They continue to test themselves and listeners alike with stunningly intricate results.
Adam Kennedy 2010
Despite what over-analytical spoilsports might have you believe, Rochdale masters of electronic experimentation Autechre are a uniquely visceral entity. At their most tangible, indeed, the duo – long-time pals Sean Booth and Rob Brown – are less mathematical, intelligent dance music nightmare, more punk-spirited joy to behold.
For nearly two decades, across 10 albums, the acid house/original electro/hip hop-schooled Warp stalwarts have deconstructed techno and beyond into fascinating, ever-evolving abstract shapes. Oversteps is certainly no exception to their outwardly difficult aesthetic and could, on initial listens, get thrown in with unforgivingly tricksy 2003 set Draft 7.30.
Disregard the fact that the song titles largely resemble a Scrabble game with a corrupted Eastern European supercomputer, however. Beneath the icy exterior, deceptively warm hearts beat, rushing synthetic blood at thresholds with almost maniacal glee as they smash apart linear constraints.
Those already familiar are swiftly on reassuring ground. Second track ilanders is classic Autechre, lunar synth lines partially harking back to feted 1995 release Tri Repetae’s affectingly eerie atmospherics, fractured beats built and demolished with sentient android accuracy. It’s engrossing, an alien landscape you simply can’t extricate your ears from, every barbed glitch progressively snagging further wisps of your hearing.
There isn’t, it’s accurate to report, much immediacy here. But that was never Autechre’s forte. True to form, the immersing osmosis of repeated plays is the only method of absorbing Oversteps’ depths. A few moments do land instantly, though: known(1) re-imagines then mechanises ancient oriental zither strains with the unfolding beauty of an origami swan; O=0 chimes and tingles with Philip Glass-worthy dexterity; st epreo’s dense thicketed beat undergrowth grabs your cochleas.
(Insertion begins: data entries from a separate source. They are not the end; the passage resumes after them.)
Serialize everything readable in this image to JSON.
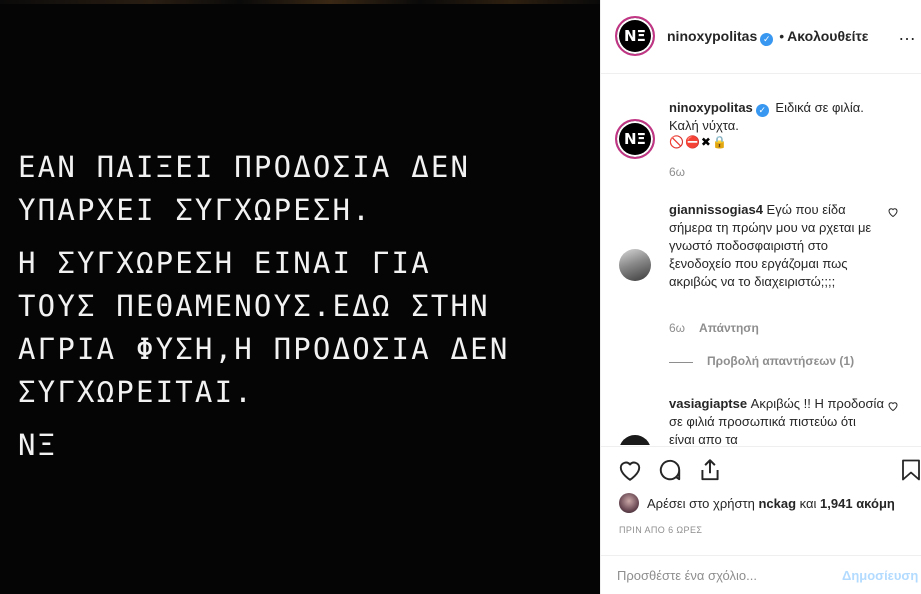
{
  "story": {
    "paragraphs": [
      [
        "ΕΑΝ ΠΑΙΞΕΙ ΠΡΟΔΟΣΙΑ ΔΕΝ",
        "ΥΠΑΡΧΕΙ ΣΥΓΧΩΡΕΣΗ."
      ],
      [
        "Η ΣΥΓΧΩΡΕΣΗ ΕΙΝΑΙ ΓΙΑ",
        "ΤΟΥΣ ΠΕΘΑΜΕΝΟΥΣ.ΕΔΩ ΣΤΗΝ",
        "ΑΓΡΙΑ ΦΥΣΗ,Η ΠΡΟΔΟΣΙΑ ΔΕΝ",
        "ΣΥΓΧΩΡΕΙΤΑΙ."
      ],
      [
        "ΝΞ"
      ]
    ]
  },
  "header": {
    "avatar_text": "ΝΞ",
    "username": "ninoxypolitas",
    "separator": "•",
    "follow_label": "Ακολουθείτε",
    "more_icon": "ellipsis-icon"
  },
  "caption": {
    "avatar_text": "ΝΞ",
    "username": "ninoxypolitas",
    "text_line1": "Ειδικά σε φιλία.",
    "text_line2": "Καλή νύχτα.",
    "emojis": "🚫⛔✖🔒",
    "time": "6ω"
  },
  "comments": [
    {
      "username": "giannissogias4",
      "text": "Εγώ που είδα σήμερα τη πρώην μου να ρχεται με γνωστό ποδοσφαιριστή στο ξενοδοχείο που εργάζομαι πως ακριβώς να το διαχειριστώ;;;;",
      "time": "6ω",
      "reply_label": "Απάντηση",
      "view_replies_label": "Προβολή απαντήσεων (1)"
    },
    {
      "username": "vasiagiaptse",
      "text": "Ακριβώς !! Η προδοσία σε φιλιά προσωπικά πιστεύω ότι είναι απο τα"
    }
  ],
  "likes": {
    "prefix": "Αρέσει στο χρήστη",
    "user": "nckag",
    "middle": "και",
    "count": "1,941 ακόμη"
  },
  "post_time": "ΠΡΙΝ ΑΠΟ 6 ΩΡΕΣ",
  "comment_box": {
    "placeholder": "Προσθέστε ένα σχόλιο...",
    "post_label": "Δημοσίευση"
  },
  "colors": {
    "verified": "#3897f0",
    "post_button_disabled": "#b3dbff",
    "meta": "#8e8e8e"
  }
}
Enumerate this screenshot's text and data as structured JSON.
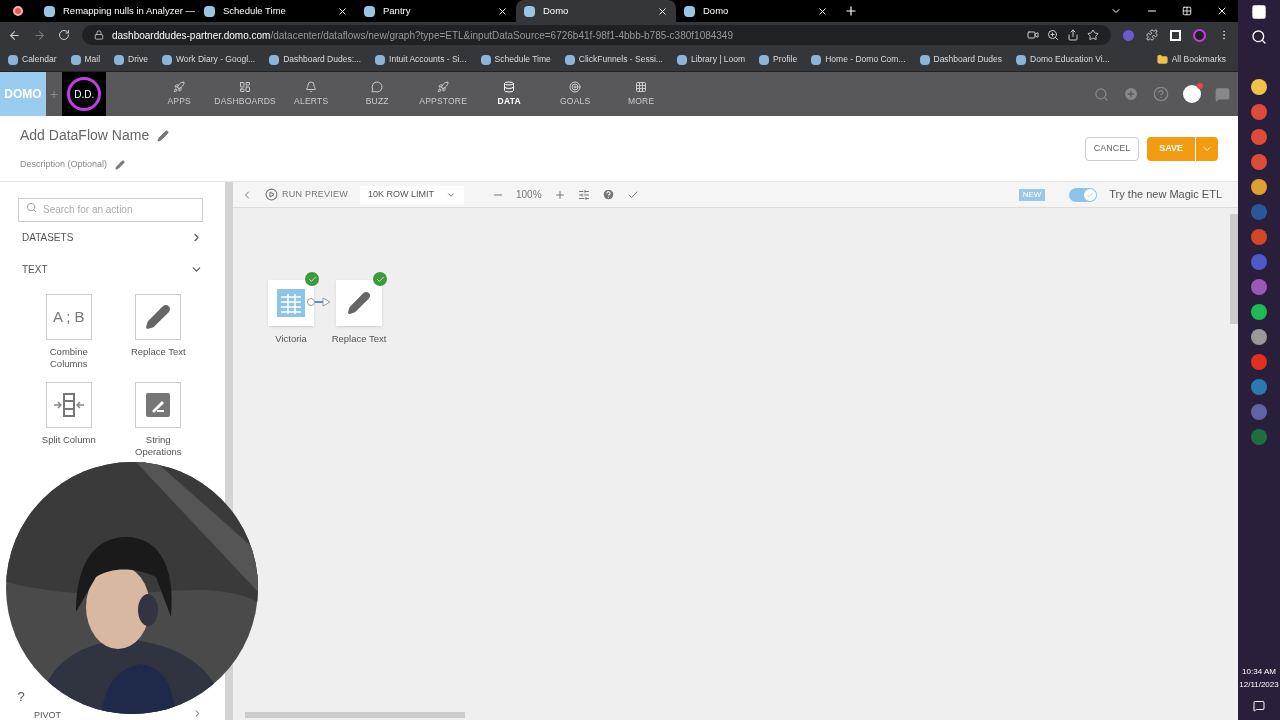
{
  "browser": {
    "tabs": [
      {
        "title": "Remapping nulls in Analyzer —",
        "selected": false
      },
      {
        "title": "Schedule Time",
        "selected": false
      },
      {
        "title": "Pantry",
        "selected": false
      },
      {
        "title": "Domo",
        "selected": true
      },
      {
        "title": "Domo",
        "selected": false
      }
    ],
    "url": {
      "host": "dashboarddudes-partner.domo.com",
      "path": "/datacenter/dataflows/new/graph?type=ETL&inputDataSource=6726b41f-98f1-4bbb-b785-c380f1084349"
    },
    "bookmarks": [
      "Calendar",
      "Mail",
      "Drive",
      "Work Diary - Googl...",
      "Dashboard Dudes:...",
      "Intuit Accounts - Si...",
      "Schedule Time",
      "ClickFunnels - Sessi...",
      "Library | Loom",
      "Profile",
      "Home - Domo Com...",
      "Dashboard Dudes",
      "Domo Education Vi..."
    ],
    "all_bookmarks": "All Bookmarks"
  },
  "domo": {
    "logo": "DOMO",
    "plus": "+",
    "badge": "D.D.",
    "nav": [
      {
        "label": "APPS",
        "selected": false
      },
      {
        "label": "DASHBOARDS",
        "selected": false
      },
      {
        "label": "ALERTS",
        "selected": false
      },
      {
        "label": "BUZZ",
        "selected": false
      },
      {
        "label": "APPSTORE",
        "selected": false
      },
      {
        "label": "DATA",
        "selected": true
      },
      {
        "label": "GOALS",
        "selected": false
      },
      {
        "label": "MORE",
        "selected": false
      }
    ]
  },
  "header": {
    "title": "Add DataFlow Name",
    "description": "Description (Optional)",
    "cancel": "CANCEL",
    "save": "SAVE"
  },
  "sidebar": {
    "search": {
      "placeholder": "Search for an action"
    },
    "sections": [
      {
        "label": "DATASETS",
        "expanded": false
      },
      {
        "label": "TEXT",
        "expanded": true
      }
    ],
    "tiles": [
      {
        "label": "Combine Columns",
        "kind": "text",
        "glyph": "A ; B"
      },
      {
        "label": "Replace Text",
        "kind": "pencil"
      },
      {
        "label": "Split Column",
        "kind": "split"
      },
      {
        "label": "String Operations",
        "kind": "string"
      }
    ],
    "bottom_section": {
      "label": "PIVOT",
      "expanded": false
    },
    "help": "?"
  },
  "toolbar": {
    "run_preview": "RUN PREVIEW",
    "row_limit": "10K ROW LIMIT",
    "zoom": "100%",
    "badge": "NEW",
    "toggle": {
      "label": "Try the new Magic ETL",
      "on": true
    }
  },
  "canvas": {
    "nodes": [
      {
        "label": "Victoria",
        "kind": "table",
        "valid": true
      },
      {
        "label": "Replace Text",
        "kind": "pencil",
        "valid": true
      }
    ]
  },
  "taskbar": {
    "time": "10:34 AM",
    "date": "12/11/2023"
  }
}
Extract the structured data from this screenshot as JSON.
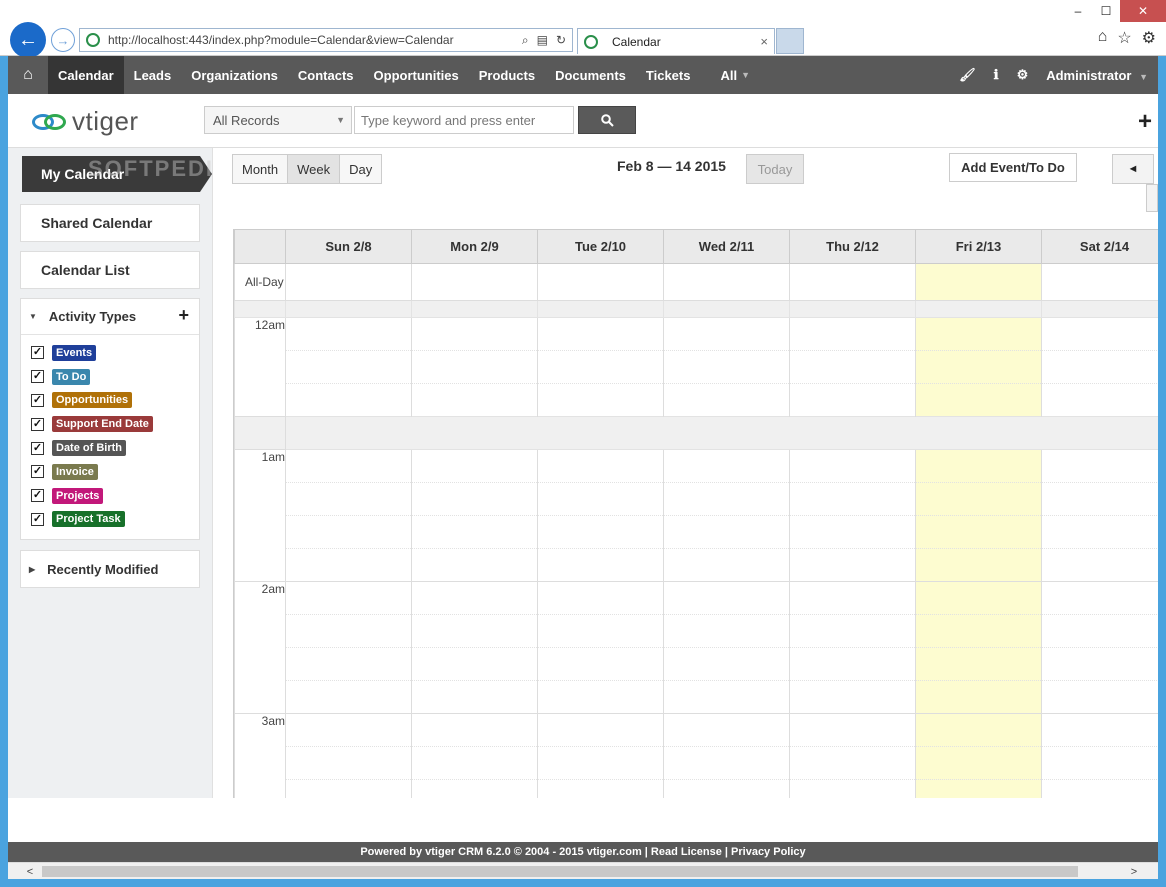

And once Yuop evaporates into the ether it’s more than apparent why many people don’t exactly get Autechre, even plentiful converts who assume that they do. Perhaps Oversteps’ mantle even nods to the extra unnecessary layers of deep rumination their wares often attract. But by maintaining a ferocious appetite for streaming across territory few electronic musicians possess even a perception of, Autechre continue to test themselves and listeners alike with stunningly intricate results.